The solution: When it arrives, the probe's sail must be aligned in such a way that the radiation from the stars in the Alpha Centauri system coming towards it slows the vehicle down as far as possible. In Michael Hippke, René Heller, as an astrophysicist involved in the preparations for the exoplanet mission PLATO, found a congenial partner who created the computer simulations.

The two astrophysicists assumed a space probe that weighs less than 100 grams and is equipped with a 100,000 square meter sail. That corresponds to the area of ​​14 soccer fields. With the approach to Alpha Centauri, the braking power increases. The stronger the braking, the more speed can be reduced on arrival and the faster the probe can be at its start in the solar system.

If the tiny spaceship approaches the star up to around four million kilometers (corresponding to five star radii), it is allowed to arrive at a maximum speed of 13,800 kilometers per second (4.6 percent of the speed of light) - at higher speeds the probe would race past the star .

At the same time, the star attracts the probe with its gravity.

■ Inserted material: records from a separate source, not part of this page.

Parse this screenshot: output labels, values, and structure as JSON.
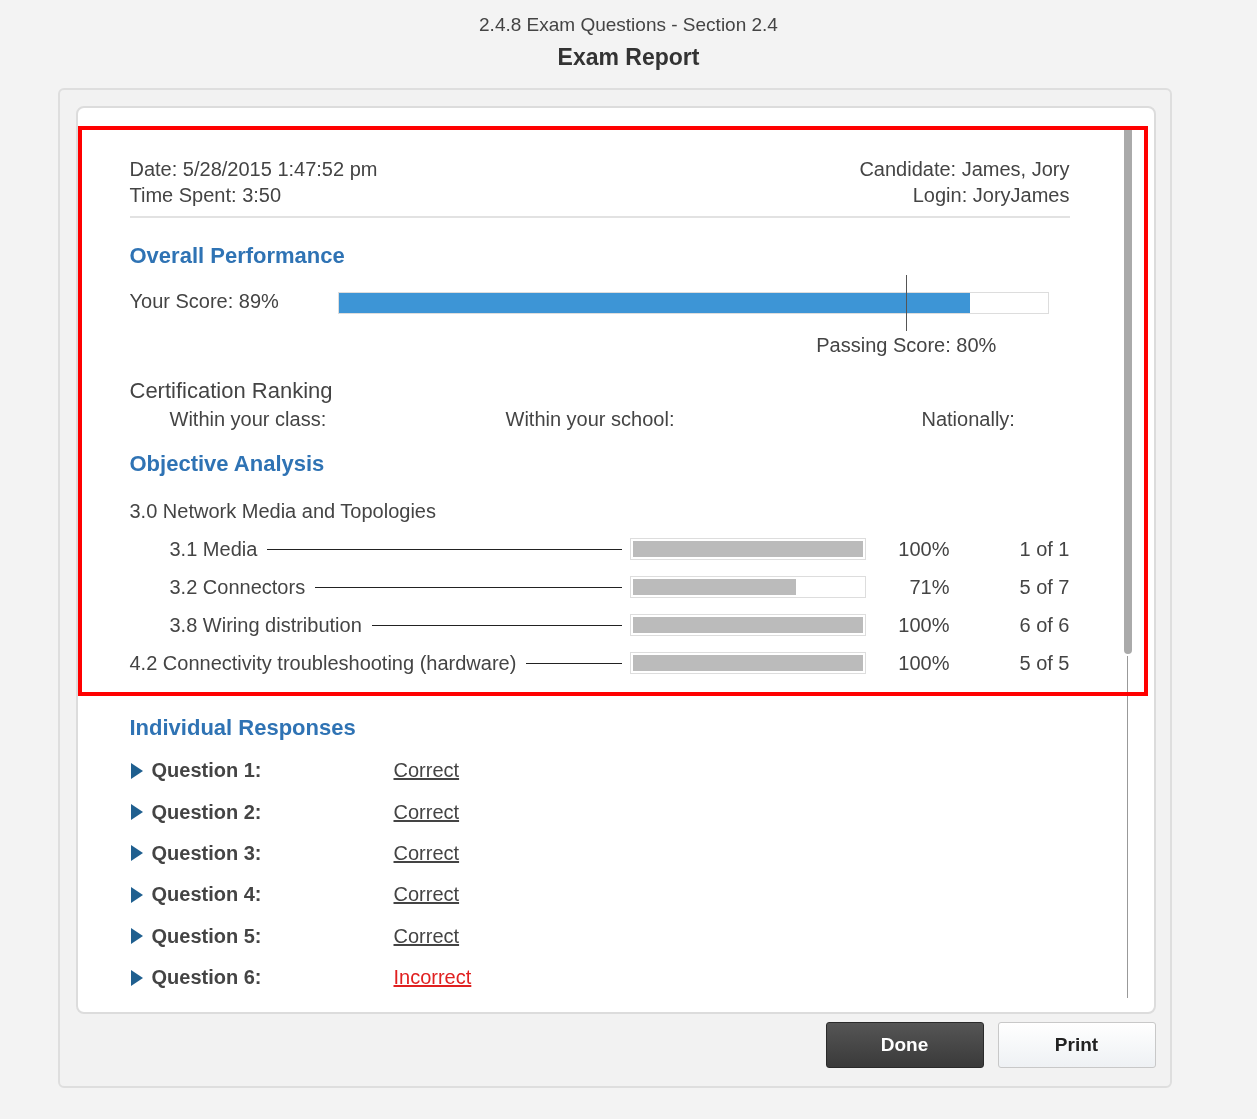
{
  "window": {
    "subtitle": "2.4.8 Exam Questions - Section 2.4",
    "title": "Exam Report"
  },
  "info": {
    "date": "Date: 5/28/2015 1:47:52 pm",
    "time_spent": "Time Spent: 3:50",
    "candidate": "Candidate: James, Jory",
    "login": "Login: JoryJames"
  },
  "overall": {
    "heading": "Overall Performance",
    "score_label": "Your Score: 89%",
    "level": 0.89,
    "passing": {
      "label": "Passing Score: 80%",
      "level": 0.8
    }
  },
  "ranking": {
    "heading": "Certification Ranking",
    "columns": [
      "Within your class:",
      "Within your school:",
      "Nationally:"
    ]
  },
  "objectives": {
    "heading": "Objective Analysis",
    "items": [
      {
        "label": "3.0 Network Media and Topologies",
        "children": [
          {
            "label": "3.1 Media",
            "level": 1.0,
            "percent": "100%",
            "count": "1 of 1"
          },
          {
            "label": "3.2 Connectors",
            "level": 0.71,
            "percent": "71%",
            "count": "5 of 7"
          },
          {
            "label": "3.8 Wiring distribution",
            "level": 1.0,
            "percent": "100%",
            "count": "6 of 6"
          }
        ]
      },
      {
        "label": "4.2 Connectivity troubleshooting (hardware)",
        "level": 1.0,
        "percent": "100%",
        "count": "5 of 5"
      }
    ]
  },
  "responses": {
    "heading": "Individual Responses",
    "items": [
      {
        "label": "Question 1:",
        "result": "Correct",
        "kind": "correct"
      },
      {
        "label": "Question 2:",
        "result": "Correct",
        "kind": "correct"
      },
      {
        "label": "Question 3:",
        "result": "Correct",
        "kind": "correct"
      },
      {
        "label": "Question 4:",
        "result": "Correct",
        "kind": "correct"
      },
      {
        "label": "Question 5:",
        "result": "Correct",
        "kind": "correct"
      },
      {
        "label": "Question 6:",
        "result": "Incorrect",
        "kind": "incorrect"
      }
    ]
  },
  "highlight": {
    "shown": true
  },
  "buttons": [
    {
      "label": "Done",
      "kind": "primary"
    },
    {
      "label": "Print",
      "kind": "secondary"
    }
  ]
}
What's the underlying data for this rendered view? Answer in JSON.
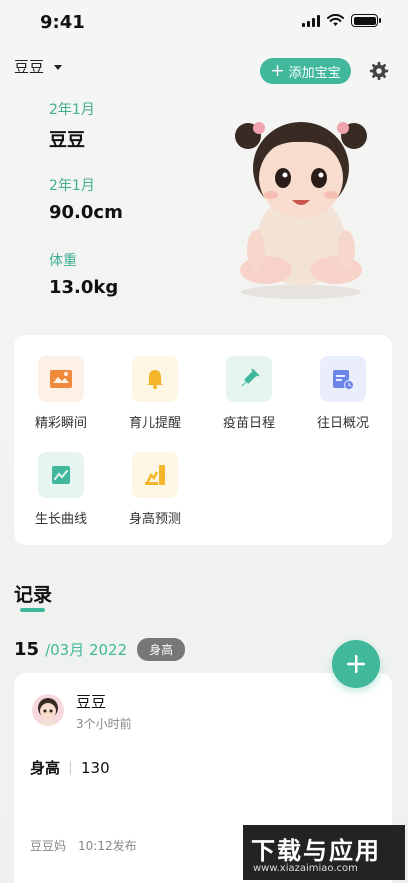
{
  "status_bar": {
    "time": "9:41"
  },
  "header": {
    "baby_name": "豆豆",
    "add_baby_label": "添加宝宝",
    "add_baby_plus": "+"
  },
  "profile": {
    "name_label": "2年1月",
    "name_value": "豆豆",
    "height_label": "2年1月",
    "height_value": "90.0cm",
    "weight_label": "体重",
    "weight_value": "13.0kg"
  },
  "menu": {
    "items": [
      {
        "label": "精彩瞬间",
        "icon": "photo-icon",
        "color": "#f08a3c",
        "bg": "#fdf0e6"
      },
      {
        "label": "育儿提醒",
        "icon": "bell-icon",
        "color": "#f5b52a",
        "bg": "#fdf6e3"
      },
      {
        "label": "疫苗日程",
        "icon": "syringe-icon",
        "color": "#41b89c",
        "bg": "#e6f5f0"
      },
      {
        "label": "往日概况",
        "icon": "calendar-clock-icon",
        "color": "#6b86e8",
        "bg": "#eaeefc"
      },
      {
        "label": "生长曲线",
        "icon": "chart-icon",
        "color": "#41b89c",
        "bg": "#e6f5f0"
      },
      {
        "label": "身高预测",
        "icon": "ruler-icon",
        "color": "#f5b52a",
        "bg": "#fdf6e3"
      }
    ]
  },
  "records": {
    "title": "记录",
    "date_day": "15",
    "date_rest": "/03月 2022",
    "tag": "身高",
    "fab_label": "+",
    "card": {
      "name": "豆豆",
      "time_ago": "3个小时前",
      "metric_label": "身高",
      "metric_value": "130",
      "author": "豆豆妈",
      "posted": "10:12发布"
    }
  },
  "watermark": {
    "title": "下载与应用",
    "url": "www.xiazaimiao.com"
  },
  "colors": {
    "accent": "#41b89c"
  }
}
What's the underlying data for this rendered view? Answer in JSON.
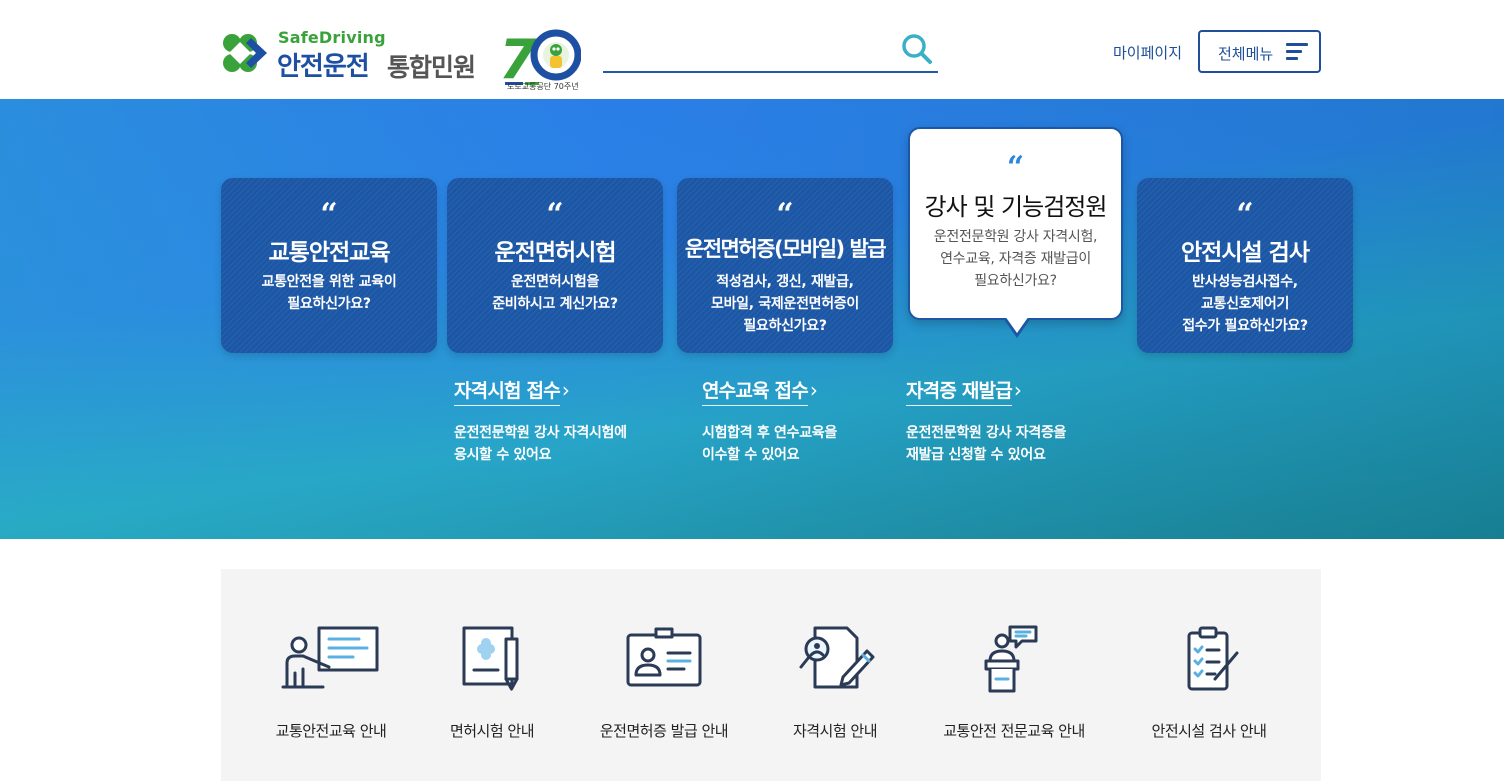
{
  "header": {
    "logo_sub": "SafeDriving",
    "logo_main": "안전운전",
    "logo_service": "통합민원",
    "anniversary_text": "70",
    "anniversary_caption": "도로교통공단 70주년",
    "search_value": "",
    "mypage_label": "마이페이지",
    "menu_label": "전체메뉴"
  },
  "colors": {
    "brand_blue": "#1c57a6",
    "accent_green": "#3aa23a",
    "search_accent": "#3ab0c8"
  },
  "cards": [
    {
      "title": "교통안전교육",
      "desc": "교통안전을 위한 교육이\n필요하신가요?",
      "quote": "“"
    },
    {
      "title": "운전면허시험",
      "desc": "운전면허시험을\n준비하시고 계신가요?",
      "quote": "“"
    },
    {
      "title": "운전면허증(모바일) 발급",
      "desc": "적성검사, 갱신, 재발급,\n모바일, 국제운전면허증이\n필요하신가요?",
      "quote": "“"
    },
    {
      "title": "강사 및 기능검정원",
      "desc": "운전전문학원 강사 자격시험,\n연수교육, 자격증 재발급이\n필요하신가요?",
      "quote": "“",
      "active": true
    },
    {
      "title": "안전시설 검사",
      "desc": "반사성능검사접수,\n교통신호제어기\n접수가 필요하신가요?",
      "quote": "“"
    }
  ],
  "sublinks": [
    {
      "title": "자격시험 접수",
      "arrow": "›",
      "desc": "운전전문학원 강사 자격시험에\n응시할 수 있어요"
    },
    {
      "title": "연수교육 접수",
      "arrow": "›",
      "desc": "시험합격 후 연수교육을\n이수할 수 있어요"
    },
    {
      "title": "자격증 재발급",
      "arrow": "›",
      "desc": "운전전문학원 강사 자격증을\n재발급 신청할 수 있어요"
    }
  ],
  "guides": [
    {
      "label": "교통안전교육 안내",
      "icon": "teacher-board-icon"
    },
    {
      "label": "면허시험 안내",
      "icon": "exam-document-pen-icon"
    },
    {
      "label": "운전면허증 발급 안내",
      "icon": "id-card-icon"
    },
    {
      "label": "자격시험 안내",
      "icon": "document-search-pen-icon"
    },
    {
      "label": "교통안전 전문교육 안내",
      "icon": "speaker-podium-icon"
    },
    {
      "label": "안전시설 검사 안내",
      "icon": "clipboard-checklist-icon"
    }
  ]
}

This effect could be used to distract them on their path; Space probes have carried out such swing-by maneuvers many times in our solar system. "With these orbit parameters, the probe would be on the move for almost 100 years," says Michael Hippke, "about twice as long as the Voyager probes that have been on the road since the 1970s and are still working."

Theoretically, the nanoship could swing into orbit around Alpha Centauri and possibly explore its planets. But Heller and Hippke think even further. You have to know that Alpha Centauri is a triple star system. The two partners A and B orbit each other in a very narrow orbit, while the third, called Proxima Centauri, is 0.22 light-years away.

Now the sail could align itself in such a way that the radiation pressure from star A brakes and deflects the probe so strongly that it reaches Alpha Centauri B after a few days and is thrown again in the direction of Proxima Centauri. It would arrive there after another 46 years - around 140 years after taking off from Earth.

Proxima Centauri caused a stir in August 2016 when astronomers at the European Southern Observatory (ESO) discovered an exoplanet about as massive as Earth and orbiting the star in the habitable zone. This makes it theoretically possible for liquid water to exist on it - an important prerequisite for life, at least on earth.

“This find also animated us to think about possible trajectories to this star with a subsequent park orbit around its planet,” says René Heller. The Max Planck researcher and his colleague propose another change for the strategy of the Starshot project: Instead of a huge energy-guzzling laser, solar radiation could also be used to accelerate a nanoprobe out of the planetary system. "To do this, it would have to approach the sun within about five solar radii so that it can get the necessary thrust from there," says Heller.

The two astronomers are already in contact with the participants in the Starshot project. "Together with the scientists and strategists from Breakthrough Starshot, we are considering whether our new idea could have an impact on Starshot or a follow-up mission," says Heller.

Although the new scenario described is based on a mathematical study and computer simulations, there are already ideas for the required hardware: "The sail could consist of graphene, an extremely thin and light, but mega-tear-resistant carbon film," says René Heller. The film would have to withstand the harsh conditions on the trip and the heat close to the star.

Optics and electronics would have to be tiny. But: If you remove all the parts that are unimportant for the function of a modern smartphone, “only a few grams of function-relevant technology remain.” In addition, the lightweight space sail would have to navigate independently and transmit its measurements to earth by laser. For this it needed energy that it could possibly harvest from the star radiation.

Breakthrough Starshot therefore poses extreme challenges for researchers, which so far can only be solved theoretically. Nevertheless: "Many great visions in human history had to struggle with almost insurmountable hurdles," says Heller. "And now we are approaching an age in which people can leave their own star system and explore extrasolar planets up close."

TB